• Action item: Go through the entries below and tally each line holding the string "installed". Return the number only.

[Stored items from a collection]
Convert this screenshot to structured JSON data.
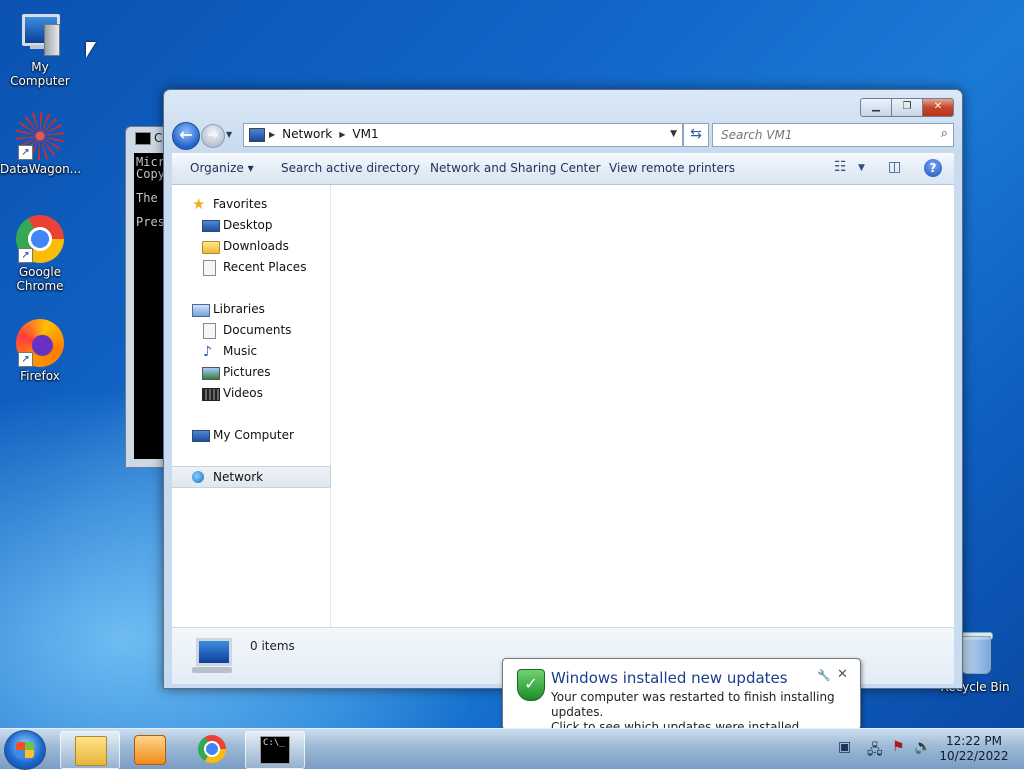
{
  "desktop": {
    "icons": [
      {
        "label": "My Computer",
        "icon": "computer-icon"
      },
      {
        "label": "DataWagon...",
        "icon": "datawagon-icon"
      },
      {
        "label": "Google Chrome",
        "icon": "chrome-icon"
      },
      {
        "label": "Firefox",
        "icon": "firefox-icon"
      },
      {
        "label": "Recycle Bin",
        "icon": "recycle-bin-icon"
      }
    ]
  },
  "cmd_window": {
    "title": "C",
    "lines": [
      "Micr",
      "Copy",
      "",
      "The ",
      "",
      "Pres"
    ]
  },
  "explorer": {
    "address": {
      "crumbs": [
        "Network",
        "VM1"
      ]
    },
    "search": {
      "placeholder": "Search VM1"
    },
    "toolbar": {
      "organize": "Organize",
      "organize_arrow": "▾",
      "search_ad": "Search active directory",
      "network_sharing": "Network and Sharing Center",
      "view_printers": "View remote printers",
      "help": "?"
    },
    "nav": {
      "favorites": "Favorites",
      "desktop": "Desktop",
      "downloads": "Downloads",
      "recent": "Recent Places",
      "libraries": "Libraries",
      "documents": "Documents",
      "music": "Music",
      "pictures": "Pictures",
      "videos": "Videos",
      "my_computer": "My Computer",
      "network": "Network"
    },
    "status": {
      "count": "0 items"
    }
  },
  "notification": {
    "title": "Windows installed new updates",
    "line1": "Your computer was restarted to finish installing updates.",
    "line2": "Click to see which updates were installed."
  },
  "taskbar": {
    "clock_time": "12:22 PM",
    "clock_date": "10/22/2022",
    "terminal_glyph": "C:\\_"
  }
}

• Exercise solution: 2